Back of that quip is my conviction (which, by the way, has patristic support) that the local parish is the Church Universal. The local parish is a little Church made cunningly: it is a microcosm. And back of all this is an intimated ecclesiology that turns, or ought to turn, localist inclinations to good account. Nicht wahr?
But all that is stuff for another meager attempt by this poor country English teacher who ain’t got but a mere speck of church learnin’ in him.
Just now I want to reiterate the dangers of living in contempt of history, and I’ll make this as plain as I can: to read the NIV—a translation at great pains to make sure no one who picks it up will ever conclude that episcopos means “bishop”—with a bunch of gals in Bertha Hogwash’s living room on Thursday morning over tea and scones is to prepare a catastrophe. Some good will certainly come of ripping a suspect and artless translation from its ecclesiastical context; some good will come of making a concerted effort to study this translation with the help of worksheets published by Guiding Lite Press out of Grand Rapids or Atlanta or wherever. That much I’ll grant. There’s enough in me of what St. Thomas Aquinas called the potential oboedientialis to say, as the prophet saith, Aperiatur terra et germinet Salvatorem.
But much mischief—mischief that could be averted—is still going to proceed from Bertha’s parlor. That mischief I call “Krustianity.” As one commenter noted last week, it is likely to be Gnostic through and through, which is to say heretical, and it will certainly fail to take into consideration what another commenter rightly noted: lex orandi, lex credendi, lex vivendi.
But to the point: the scholars attending Bertha’s Bible Study might not know anything about gnosticism, and that, I suppose, is forgivable.

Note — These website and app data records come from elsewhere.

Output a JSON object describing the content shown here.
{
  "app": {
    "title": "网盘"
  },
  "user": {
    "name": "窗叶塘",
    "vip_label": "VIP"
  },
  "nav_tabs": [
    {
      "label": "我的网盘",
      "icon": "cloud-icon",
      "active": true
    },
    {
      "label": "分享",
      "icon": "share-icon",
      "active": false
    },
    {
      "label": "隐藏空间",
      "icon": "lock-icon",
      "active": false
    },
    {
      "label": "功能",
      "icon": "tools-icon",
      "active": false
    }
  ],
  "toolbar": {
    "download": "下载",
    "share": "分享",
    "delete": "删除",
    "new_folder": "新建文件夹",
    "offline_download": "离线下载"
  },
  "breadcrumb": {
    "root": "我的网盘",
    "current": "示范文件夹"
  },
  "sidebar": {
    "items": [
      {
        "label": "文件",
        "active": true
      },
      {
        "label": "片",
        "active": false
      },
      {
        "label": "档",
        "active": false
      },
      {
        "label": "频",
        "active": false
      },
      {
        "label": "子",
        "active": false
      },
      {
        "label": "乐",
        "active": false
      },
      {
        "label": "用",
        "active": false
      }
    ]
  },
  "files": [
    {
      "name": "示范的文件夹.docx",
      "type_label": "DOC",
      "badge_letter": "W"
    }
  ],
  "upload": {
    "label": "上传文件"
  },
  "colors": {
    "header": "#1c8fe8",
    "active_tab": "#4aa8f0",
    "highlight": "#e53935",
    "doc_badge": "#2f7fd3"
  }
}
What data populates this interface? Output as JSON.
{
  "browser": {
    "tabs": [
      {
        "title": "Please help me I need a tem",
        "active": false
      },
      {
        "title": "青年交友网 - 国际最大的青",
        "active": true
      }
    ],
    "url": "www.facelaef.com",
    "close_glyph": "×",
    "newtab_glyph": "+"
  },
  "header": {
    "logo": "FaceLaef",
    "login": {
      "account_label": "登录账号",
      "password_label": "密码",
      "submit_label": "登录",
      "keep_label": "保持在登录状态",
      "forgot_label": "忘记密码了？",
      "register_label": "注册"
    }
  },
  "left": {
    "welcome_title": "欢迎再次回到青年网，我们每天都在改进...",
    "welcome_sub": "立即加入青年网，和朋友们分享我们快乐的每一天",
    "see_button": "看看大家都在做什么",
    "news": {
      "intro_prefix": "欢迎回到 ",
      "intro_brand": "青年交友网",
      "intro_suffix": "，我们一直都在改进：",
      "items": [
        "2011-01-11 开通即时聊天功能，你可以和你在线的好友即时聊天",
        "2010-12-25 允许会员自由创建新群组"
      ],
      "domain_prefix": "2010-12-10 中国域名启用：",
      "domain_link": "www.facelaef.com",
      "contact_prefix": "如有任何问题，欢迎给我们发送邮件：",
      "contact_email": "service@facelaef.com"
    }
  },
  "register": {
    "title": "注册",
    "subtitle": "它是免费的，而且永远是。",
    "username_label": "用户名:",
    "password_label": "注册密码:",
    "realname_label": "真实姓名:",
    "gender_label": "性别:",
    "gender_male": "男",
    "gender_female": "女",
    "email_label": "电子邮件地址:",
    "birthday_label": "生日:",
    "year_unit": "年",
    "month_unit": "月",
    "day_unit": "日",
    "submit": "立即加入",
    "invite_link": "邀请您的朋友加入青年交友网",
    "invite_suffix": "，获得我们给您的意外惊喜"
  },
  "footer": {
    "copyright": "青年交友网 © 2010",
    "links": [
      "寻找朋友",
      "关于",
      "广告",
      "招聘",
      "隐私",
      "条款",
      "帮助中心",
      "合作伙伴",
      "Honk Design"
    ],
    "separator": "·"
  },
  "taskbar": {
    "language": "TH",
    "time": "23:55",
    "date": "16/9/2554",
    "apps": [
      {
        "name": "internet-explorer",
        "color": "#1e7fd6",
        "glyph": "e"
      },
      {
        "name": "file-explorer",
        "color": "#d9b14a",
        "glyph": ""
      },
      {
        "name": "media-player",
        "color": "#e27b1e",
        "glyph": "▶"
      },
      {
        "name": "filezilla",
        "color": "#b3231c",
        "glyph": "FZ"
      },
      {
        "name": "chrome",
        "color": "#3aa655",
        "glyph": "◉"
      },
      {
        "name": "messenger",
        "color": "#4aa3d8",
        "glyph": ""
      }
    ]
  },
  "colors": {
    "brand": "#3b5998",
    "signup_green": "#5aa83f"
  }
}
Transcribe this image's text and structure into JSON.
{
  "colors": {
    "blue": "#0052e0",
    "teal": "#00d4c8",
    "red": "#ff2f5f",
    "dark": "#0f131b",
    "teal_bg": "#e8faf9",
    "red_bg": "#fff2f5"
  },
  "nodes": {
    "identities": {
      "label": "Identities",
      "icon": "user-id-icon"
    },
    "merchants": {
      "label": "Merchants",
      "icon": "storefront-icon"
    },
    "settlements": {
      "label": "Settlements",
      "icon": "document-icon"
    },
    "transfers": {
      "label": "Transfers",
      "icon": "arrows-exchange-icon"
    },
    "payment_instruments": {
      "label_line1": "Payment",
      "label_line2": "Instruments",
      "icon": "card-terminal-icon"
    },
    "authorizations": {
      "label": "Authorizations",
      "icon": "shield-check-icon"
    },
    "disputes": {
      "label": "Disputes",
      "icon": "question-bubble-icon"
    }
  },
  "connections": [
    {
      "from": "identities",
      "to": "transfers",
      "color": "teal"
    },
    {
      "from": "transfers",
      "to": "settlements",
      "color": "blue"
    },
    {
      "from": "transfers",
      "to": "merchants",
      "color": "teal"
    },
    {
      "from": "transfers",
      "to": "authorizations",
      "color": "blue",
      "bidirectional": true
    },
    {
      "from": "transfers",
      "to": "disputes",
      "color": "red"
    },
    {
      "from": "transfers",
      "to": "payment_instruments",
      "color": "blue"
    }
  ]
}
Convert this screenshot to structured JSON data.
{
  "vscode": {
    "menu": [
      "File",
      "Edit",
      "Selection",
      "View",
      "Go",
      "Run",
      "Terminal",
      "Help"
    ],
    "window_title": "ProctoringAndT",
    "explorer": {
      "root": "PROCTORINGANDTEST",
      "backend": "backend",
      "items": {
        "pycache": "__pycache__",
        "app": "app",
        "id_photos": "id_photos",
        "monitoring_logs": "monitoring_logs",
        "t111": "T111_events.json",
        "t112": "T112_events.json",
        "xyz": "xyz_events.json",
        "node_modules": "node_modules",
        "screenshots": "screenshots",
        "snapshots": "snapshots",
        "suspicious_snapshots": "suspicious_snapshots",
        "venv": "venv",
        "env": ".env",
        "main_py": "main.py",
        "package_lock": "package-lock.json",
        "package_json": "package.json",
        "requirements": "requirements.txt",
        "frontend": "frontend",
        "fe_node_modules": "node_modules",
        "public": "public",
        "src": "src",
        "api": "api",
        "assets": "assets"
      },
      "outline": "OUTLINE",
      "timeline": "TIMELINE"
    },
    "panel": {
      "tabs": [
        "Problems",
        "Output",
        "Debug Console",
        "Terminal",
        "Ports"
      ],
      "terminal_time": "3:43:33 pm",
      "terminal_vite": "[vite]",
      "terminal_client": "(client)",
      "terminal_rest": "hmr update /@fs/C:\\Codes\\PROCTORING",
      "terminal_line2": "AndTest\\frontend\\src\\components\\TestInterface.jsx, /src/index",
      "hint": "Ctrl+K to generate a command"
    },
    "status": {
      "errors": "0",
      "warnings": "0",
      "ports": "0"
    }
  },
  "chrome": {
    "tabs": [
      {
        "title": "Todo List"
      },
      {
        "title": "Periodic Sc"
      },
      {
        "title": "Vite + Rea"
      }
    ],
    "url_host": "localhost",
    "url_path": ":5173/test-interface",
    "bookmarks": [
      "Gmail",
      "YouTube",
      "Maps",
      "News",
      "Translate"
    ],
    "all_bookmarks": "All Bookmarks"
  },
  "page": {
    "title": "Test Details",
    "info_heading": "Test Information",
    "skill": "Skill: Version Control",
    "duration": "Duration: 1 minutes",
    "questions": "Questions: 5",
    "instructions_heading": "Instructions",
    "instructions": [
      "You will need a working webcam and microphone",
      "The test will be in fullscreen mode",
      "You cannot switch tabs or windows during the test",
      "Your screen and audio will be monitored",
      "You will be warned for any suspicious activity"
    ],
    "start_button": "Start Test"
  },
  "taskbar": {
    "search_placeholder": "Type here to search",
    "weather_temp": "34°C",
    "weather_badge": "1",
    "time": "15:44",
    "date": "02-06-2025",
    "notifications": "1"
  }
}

But it’s not okay that their pastor has never heard of it, for he occupies a fearful position. Ignorance isn’t a luxury he can afford. If I’m not mistaken, the Holy Scriptures are unambiguous on the topic of what sort of judgment awaits teachers. My own arthritic knees knock at the thought of it.
But let’s be clear: it is ignorance—ignorance of history especially—that keeps Pastor Todd (named for St. Todd of the iPod) and the Church of the Hip Jesus in business. So what if what’s on offer there shatters against the hard surface of the past. Pastor Todd knows his Modern Translation well—and never shudders to think that the God of the Universe prefers a corrupt text, corrupt perhaps even in its autographs were they available, to a living body. Todd knows neither the autographs nor the living body. He has a master’s degree from Solid Rock Spiritual University, three kids in Krustian school, and a wholesome wife with big hair and lip gloss. According to the pictures, she’s happy (that is, adequately sexed).
Because, goddamn, Pastor Todd sure is a snappy dresser and a rugged-looking man.
But, well-meaning though he be, he’s an ignoramus.
People will seek instruction wherever it may be found, regardless of its reliability: Krustian radio, contemporary Krustian music, you name it. Where history and theology are absent, other influences, often fatal, move in—as the parable of the house swept clean suggests. Krustians, near as I can tell, have been pretty much railroaded by Emersonian-style instructors: men with no past at their backs. Worse yet, they are the dupes of the Krustian music industry, which perpetrates a mode of consciousness forged by dimwits eclipsing theology and evicting history. This, O Theophilus, can’t be good.